# THE TASK:
Copy every record exactly, and keep the pictures out.

(Records from a data source)
[Start of section]

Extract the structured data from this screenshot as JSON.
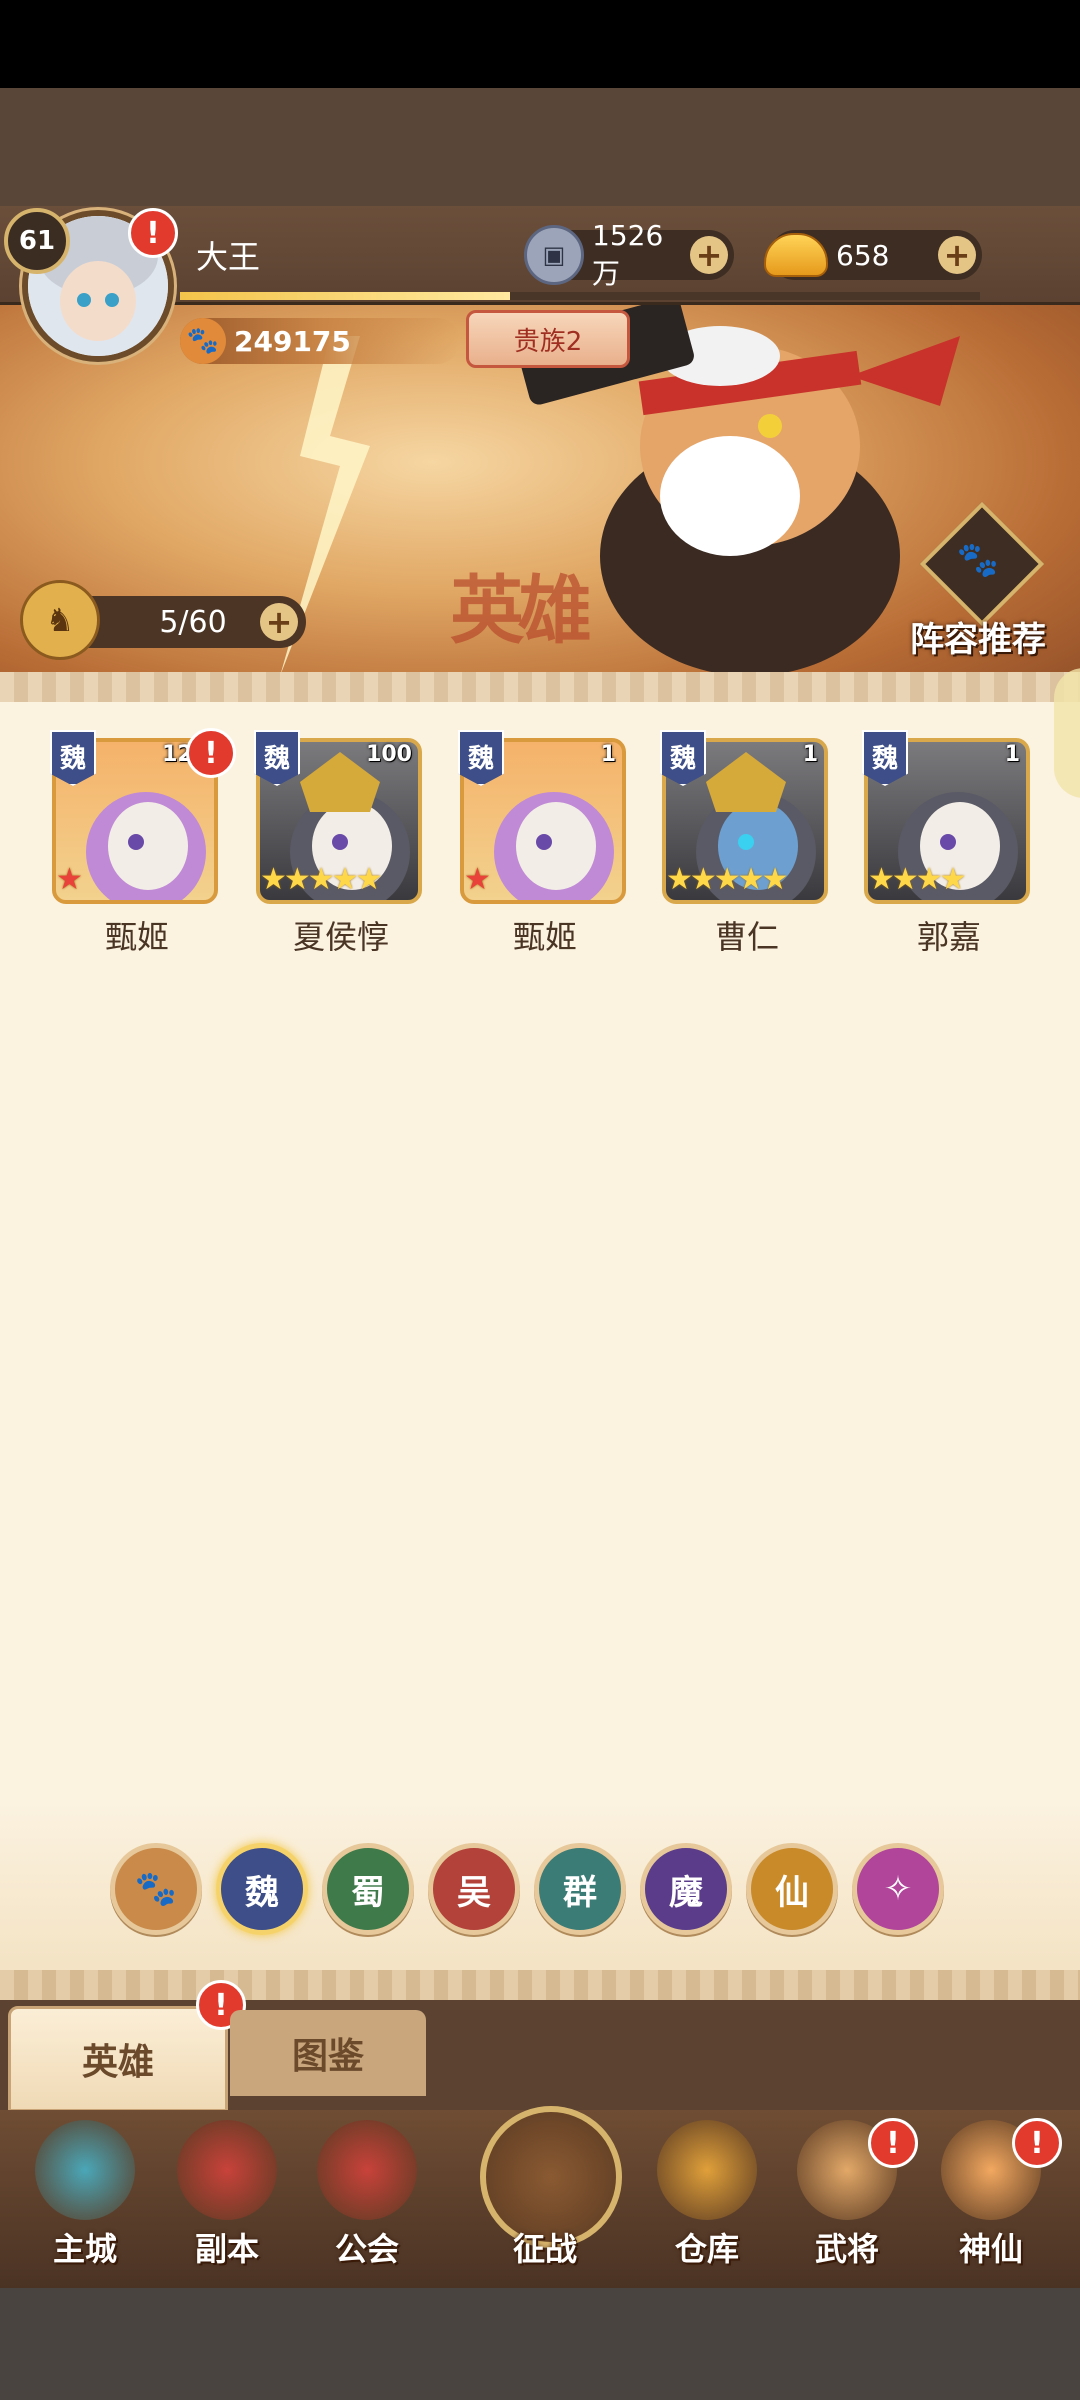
{
  "header": {
    "level": "61",
    "player_name": "大王",
    "power": "249175",
    "noble": "贵族2",
    "currency_coins": "1526万",
    "currency_ingots": "658",
    "alert": "!"
  },
  "banner": {
    "slots": "5/60",
    "title_art": "英雄",
    "recommend_label": "阵容推荐"
  },
  "heroes": [
    {
      "name": "甄姬",
      "faction": "魏",
      "level": "124",
      "stars": "★",
      "star_color": "#e8423a",
      "has_alert": true
    },
    {
      "name": "夏侯惇",
      "faction": "魏",
      "level": "100",
      "stars": "★★★★★",
      "star_color": "#ffd84a",
      "has_alert": false
    },
    {
      "name": "甄姬",
      "faction": "魏",
      "level": "1",
      "stars": "★",
      "star_color": "#e8423a",
      "has_alert": false
    },
    {
      "name": "曹仁",
      "faction": "魏",
      "level": "1",
      "stars": "★★★★★",
      "star_color": "#ffd84a",
      "has_alert": false
    },
    {
      "name": "郭嘉",
      "faction": "魏",
      "level": "1",
      "stars": "★★★★",
      "star_color": "#ffd84a",
      "has_alert": false
    }
  ],
  "filters": [
    {
      "label": "🐾",
      "color": "#c98a4a",
      "name": "filter-all"
    },
    {
      "label": "魏",
      "color": "#3d4e88",
      "name": "filter-wei"
    },
    {
      "label": "蜀",
      "color": "#3e7a4a",
      "name": "filter-shu"
    },
    {
      "label": "吴",
      "color": "#b3423a",
      "name": "filter-wu"
    },
    {
      "label": "群",
      "color": "#3c7c76",
      "name": "filter-qun"
    },
    {
      "label": "魔",
      "color": "#5a3c8a",
      "name": "filter-mo"
    },
    {
      "label": "仙",
      "color": "#c98a2a",
      "name": "filter-xian"
    },
    {
      "label": "✧",
      "color": "#b0459a",
      "name": "filter-special"
    }
  ],
  "tabs": {
    "heroes": "英雄",
    "codex": "图鉴"
  },
  "nav": [
    {
      "label": "主城",
      "name": "nav-main-city",
      "has_alert": false
    },
    {
      "label": "副本",
      "name": "nav-dungeon",
      "has_alert": false
    },
    {
      "label": "公会",
      "name": "nav-guild",
      "has_alert": false
    },
    {
      "label": "征战",
      "name": "nav-campaign",
      "has_alert": false
    },
    {
      "label": "仓库",
      "name": "nav-warehouse",
      "has_alert": false
    },
    {
      "label": "武将",
      "name": "nav-generals",
      "has_alert": true
    },
    {
      "label": "神仙",
      "name": "nav-immortals",
      "has_alert": true
    }
  ]
}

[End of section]

# ANSWER:
Extract the structured data from this screenshot as JSON.
{
  "header": {
    "level": "61",
    "player_name": "大王",
    "power": "249175",
    "noble": "贵族2",
    "currency_coins": "1526万",
    "currency_ingots": "658",
    "alert": "!"
  },
  "banner": {
    "slots": "5/60",
    "title_art": "英雄",
    "recommend_label": "阵容推荐"
  },
  "heroes": [
    {
      "name": "甄姬",
      "faction": "魏",
      "level": "124",
      "stars": "★",
      "star_color": "#e8423a",
      "has_alert": true
    },
    {
      "name": "夏侯惇",
      "faction": "魏",
      "level": "100",
      "stars": "★★★★★",
      "star_color": "#ffd84a",
      "has_alert": false
    },
    {
      "name": "甄姬",
      "faction": "魏",
      "level": "1",
      "stars": "★",
      "star_color": "#e8423a",
      "has_alert": false
    },
    {
      "name": "曹仁",
      "faction": "魏",
      "level": "1",
      "stars": "★★★★★",
      "star_color": "#ffd84a",
      "has_alert": false
    },
    {
      "name": "郭嘉",
      "faction": "魏",
      "level": "1",
      "stars": "★★★★",
      "star_color": "#ffd84a",
      "has_alert": false
    }
  ],
  "filters": [
    {
      "label": "🐾",
      "color": "#c98a4a",
      "name": "filter-all"
    },
    {
      "label": "魏",
      "color": "#3d4e88",
      "name": "filter-wei"
    },
    {
      "label": "蜀",
      "color": "#3e7a4a",
      "name": "filter-shu"
    },
    {
      "label": "吴",
      "color": "#b3423a",
      "name": "filter-wu"
    },
    {
      "label": "群",
      "color": "#3c7c76",
      "name": "filter-qun"
    },
    {
      "label": "魔",
      "color": "#5a3c8a",
      "name": "filter-mo"
    },
    {
      "label": "仙",
      "color": "#c98a2a",
      "name": "filter-xian"
    },
    {
      "label": "✧",
      "color": "#b0459a",
      "name": "filter-special"
    }
  ],
  "tabs": {
    "heroes": "英雄",
    "codex": "图鉴"
  },
  "nav": [
    {
      "label": "主城",
      "name": "nav-main-city",
      "has_alert": false
    },
    {
      "label": "副本",
      "name": "nav-dungeon",
      "has_alert": false
    },
    {
      "label": "公会",
      "name": "nav-guild",
      "has_alert": false
    },
    {
      "label": "征战",
      "name": "nav-campaign",
      "has_alert": false
    },
    {
      "label": "仓库",
      "name": "nav-warehouse",
      "has_alert": false
    },
    {
      "label": "武将",
      "name": "nav-generals",
      "has_alert": true
    },
    {
      "label": "神仙",
      "name": "nav-immortals",
      "has_alert": true
    }
  ]
}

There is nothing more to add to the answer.